17 September 2015
If one meets a powerful person — Adolf Hitler, Joe Stalin or Bill Gates– ask them five questions:
- What power have you got?
- Where did you get it from?
- In whose interests do you exercise it?
- To whom are you accountable?
- And how can we get rid of you?
—Tony Benn, House of Commons in 2001
17 July 2015
Bill Verplank on how interaction design used to be and Jack Schulze on how that mental map or model is redundant now
15 July 2015
“We shape our tools, and thereafter our tools shape us”
15 July 2015
I think one of the things that really separates us from the high primates is that we’re tool builders. I read a study that measured the efficiency of locomotion for various species on the planet. The condor used the least energy to move a kilometer. And, humans came in with a rather unimpressive showing, about a third of the way down the list. It was not too proud a showing for the crown of creation. So, that didn’t look so good. But, then somebody at Scientific American had the insight to test the efficiency of locomotion for a man on a bicycle. And, a man on a bicycle, a human on a bicycle, blew the condor away, completely off the top of the charts.
And that’s what a computer is to me. What a computer is to me is it’s the most remarkable tool that we’ve ever come up with, and it’s the equivalent of a bicycle for our minds.”
08 July 2015
05 July 2015
I am quite convinced that without such a ‘we’, there can be no proper fulfilment of even the most ordinary ‘I’, that is, of the personality. To find its fulfilment, the ‘I’ needs at least two complementary dimensions: ‘we’ and – if it is fortunate – ‘you’. I think M. was lucky to have had a moment in his life when he was linked by the pronoun ‘we’ with a group of others.
And later: ‘A real community is unshakable, indubitable, and enduring. It cannot be broken up, pulled apart, or destroyed. It remains unaffected and whole even when the people united by it are already in their graves.’
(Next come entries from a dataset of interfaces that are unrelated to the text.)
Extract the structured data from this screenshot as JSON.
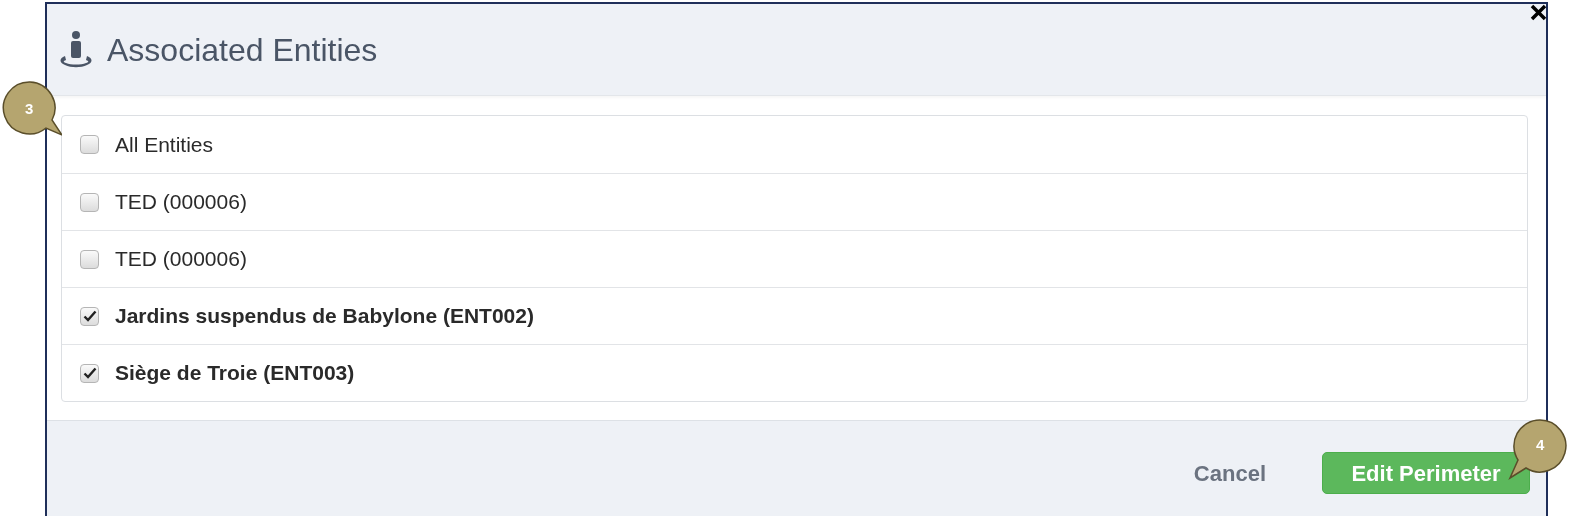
{
  "dialog": {
    "title": "Associated Entities"
  },
  "entities": [
    {
      "label": "All Entities",
      "checked": false
    },
    {
      "label": "TED (000006)",
      "checked": false
    },
    {
      "label": "TED (000006)",
      "checked": false
    },
    {
      "label": "Jardins suspendus de Babylone (ENT002)",
      "checked": true
    },
    {
      "label": "Siège de Troie (ENT003)",
      "checked": true
    }
  ],
  "buttons": {
    "cancel": "Cancel",
    "confirm": "Edit Perimeter"
  },
  "callouts": [
    {
      "label": "3",
      "kind": "left"
    },
    {
      "label": "4",
      "kind": "right"
    }
  ]
}
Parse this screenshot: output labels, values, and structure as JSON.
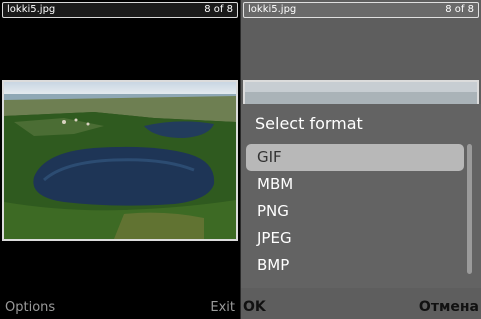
{
  "left_screen": {
    "title": {
      "filename": "lokki5.jpg",
      "count": "8 of 8"
    },
    "softkeys": {
      "left": "Options",
      "right": "Exit"
    }
  },
  "right_screen": {
    "title": {
      "filename": "lokki5.jpg",
      "count": "8 of 8"
    },
    "dialog": {
      "title": "Select format",
      "options": [
        "GIF",
        "MBM",
        "PNG",
        "JPEG",
        "BMP"
      ],
      "selected": "GIF"
    },
    "softkeys": {
      "left": "OK",
      "right": "Отмена"
    }
  },
  "colors": {
    "background_left": "#000000",
    "background_right": "#5e5e5e",
    "popup": "#636363",
    "highlight": "#b8b8b8"
  }
}
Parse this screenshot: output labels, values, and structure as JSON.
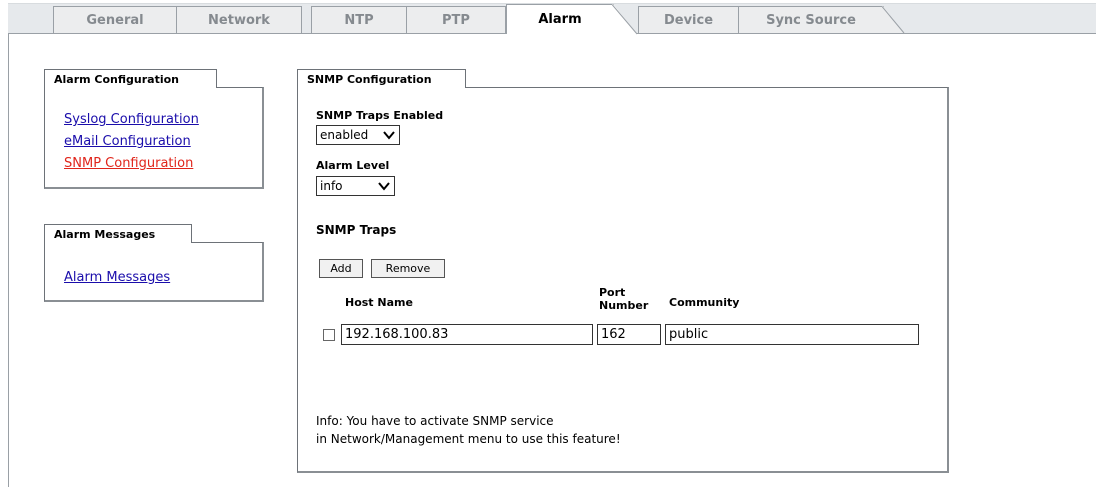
{
  "tabs": [
    {
      "label": "General"
    },
    {
      "label": "Network"
    },
    {
      "label": "NTP"
    },
    {
      "label": "PTP"
    },
    {
      "label": "Alarm",
      "active": true
    },
    {
      "label": "Device"
    },
    {
      "label": "Sync Source"
    }
  ],
  "alarm_config": {
    "title": "Alarm Configuration",
    "links": [
      "Syslog Configuration",
      "eMail Configuration",
      "SNMP Configuration"
    ],
    "current": "SNMP Configuration"
  },
  "alarm_messages": {
    "title": "Alarm Messages",
    "link": "Alarm Messages"
  },
  "snmp": {
    "title": "SNMP Configuration",
    "traps_enabled_label": "SNMP Traps Enabled",
    "traps_enabled_value": "enabled",
    "alarm_level_label": "Alarm Level",
    "alarm_level_value": "info",
    "traps_heading": "SNMP Traps",
    "add_label": "Add",
    "remove_label": "Remove",
    "columns": {
      "host": "Host Name",
      "port_line1": "Port",
      "port_line2": "Number",
      "community": "Community"
    },
    "rows": [
      {
        "checked": false,
        "host": "192.168.100.83",
        "port": "162",
        "community": "public"
      }
    ],
    "info_line1": "Info: You have to activate SNMP service",
    "info_line2": "in Network/Management menu to use this feature!"
  },
  "colors": {
    "link": "#1a0dab",
    "current_link": "#e0251b",
    "tab_inactive_text": "#858a8f",
    "tabstrip_bg": "#e6e9ec"
  }
}
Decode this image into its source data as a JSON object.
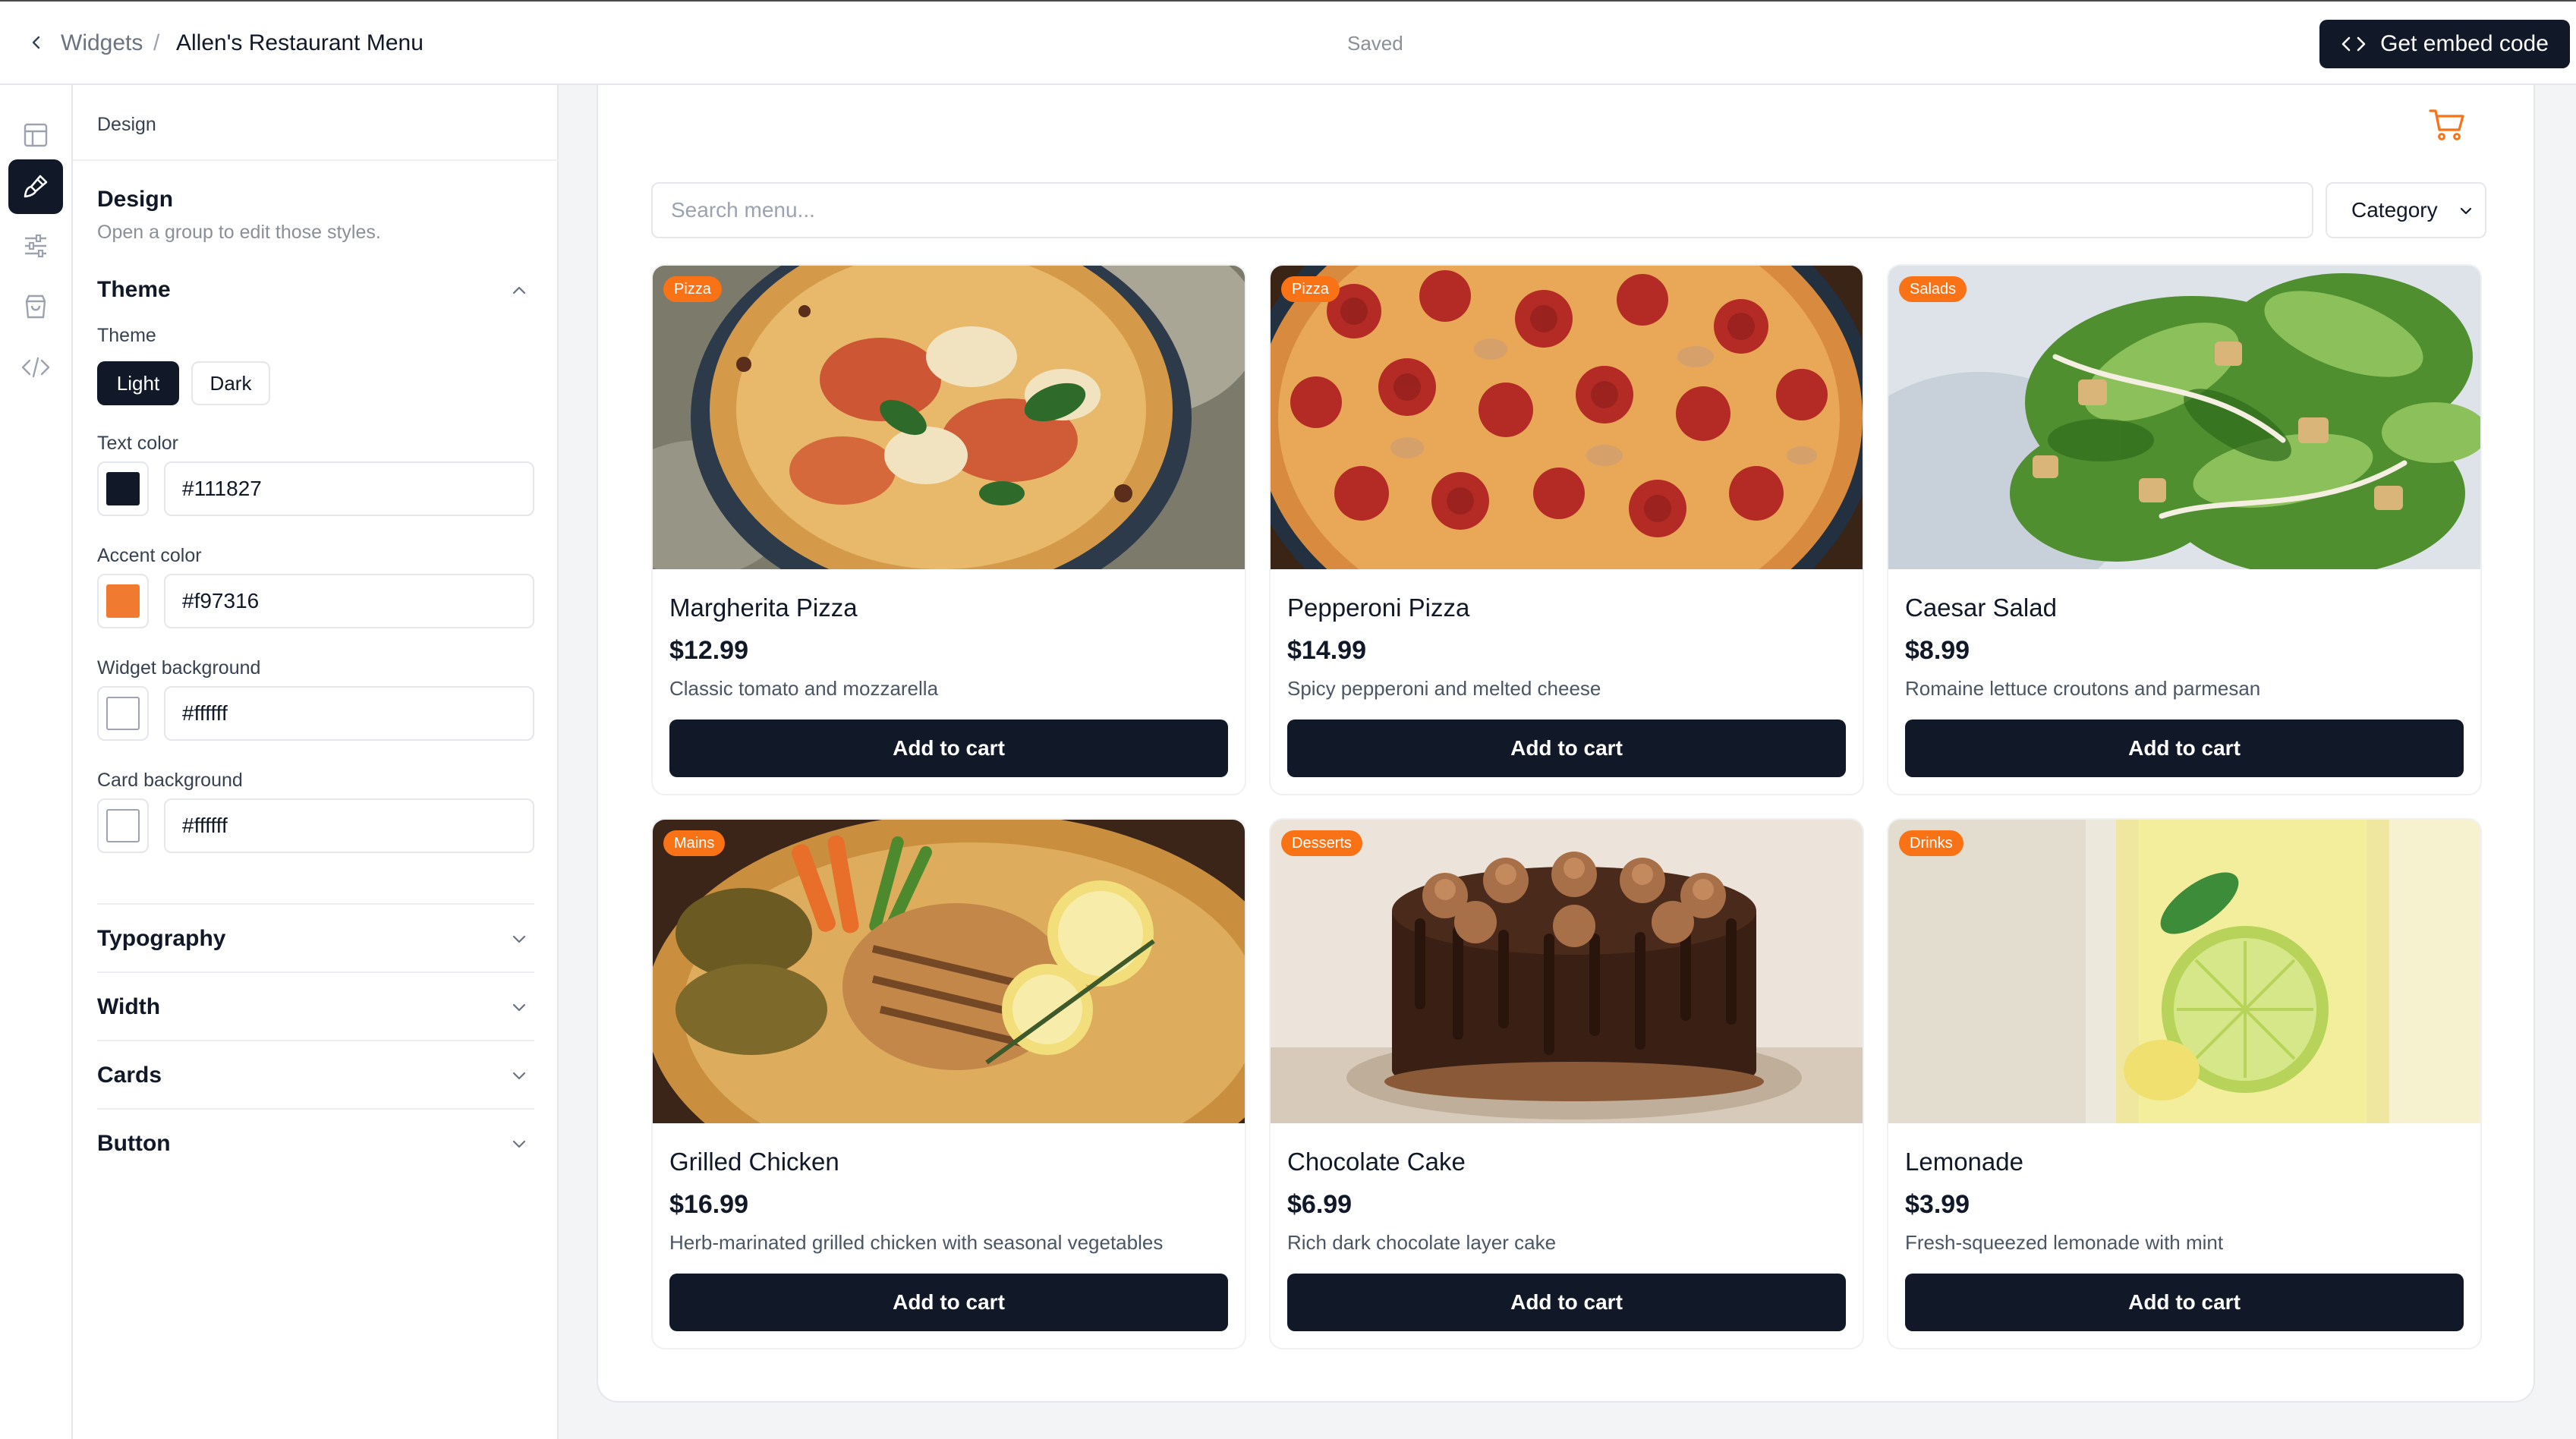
{
  "topbar": {
    "breadcrumb_root": "Widgets",
    "breadcrumb_sep": "/",
    "breadcrumb_current": "Allen's Restaurant Menu",
    "status": "Saved",
    "embed_label": "Get embed code"
  },
  "rail": {
    "items": [
      {
        "icon": "layout-icon",
        "active": false
      },
      {
        "icon": "paintbrush-icon",
        "active": true
      },
      {
        "icon": "sliders-icon",
        "active": false
      },
      {
        "icon": "shopping-bag-icon",
        "active": false
      },
      {
        "icon": "code-icon",
        "active": false
      }
    ]
  },
  "panel": {
    "header": "Design",
    "section_title": "Design",
    "section_subtitle": "Open a group to edit those styles.",
    "theme": {
      "title": "Theme",
      "label": "Theme",
      "options": [
        "Light",
        "Dark"
      ],
      "selected": "Light"
    },
    "colors": [
      {
        "label": "Text color",
        "value": "#111827"
      },
      {
        "label": "Accent color",
        "value": "#f97316"
      },
      {
        "label": "Widget background",
        "value": "#ffffff"
      },
      {
        "label": "Card background",
        "value": "#ffffff"
      }
    ],
    "groups": [
      "Typography",
      "Width",
      "Cards",
      "Button"
    ]
  },
  "widget": {
    "accent_color": "#f97316",
    "search_placeholder": "Search menu...",
    "category_label": "Category",
    "add_label": "Add to cart",
    "items": [
      {
        "badge": "Pizza",
        "name": "Margherita Pizza",
        "price": "$12.99",
        "desc": "Classic tomato and mozzarella"
      },
      {
        "badge": "Pizza",
        "name": "Pepperoni Pizza",
        "price": "$14.99",
        "desc": "Spicy pepperoni and melted cheese"
      },
      {
        "badge": "Salads",
        "name": "Caesar Salad",
        "price": "$8.99",
        "desc": "Romaine lettuce croutons and parmesan"
      },
      {
        "badge": "Mains",
        "name": "Grilled Chicken",
        "price": "$16.99",
        "desc": "Herb-marinated grilled chicken with seasonal vegetables"
      },
      {
        "badge": "Desserts",
        "name": "Chocolate Cake",
        "price": "$6.99",
        "desc": "Rich dark chocolate layer cake"
      },
      {
        "badge": "Drinks",
        "name": "Lemonade",
        "price": "$3.99",
        "desc": "Fresh-squeezed lemonade with mint"
      }
    ]
  }
}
Such cliques are not proof of the existence of a sense of fellowship, since they consist of individualists who are out to achieve only their own aims. They refer to themselves as “we”, but in this context the pronoun indicates only a plurality devoid of any deeper sense or significance.’ The underlying theme of the memoirs is this war between humanist values and the utilitarian system which was imposed by decree and then by terror,
one of her most memorable phrases, Nadezhda describes her husband’s work on a poem as a dig for ‘the nugget of harmony’, and in the same chapter comments that ‘the search for lost words is an attempt to remember what is still to be brought into being.’
—Osip and Nadezhda Mandelstam https://cfarchive.wordpress.com/2012/05/14/seamus-heaney-osip-and-nadezhda-mandelstam/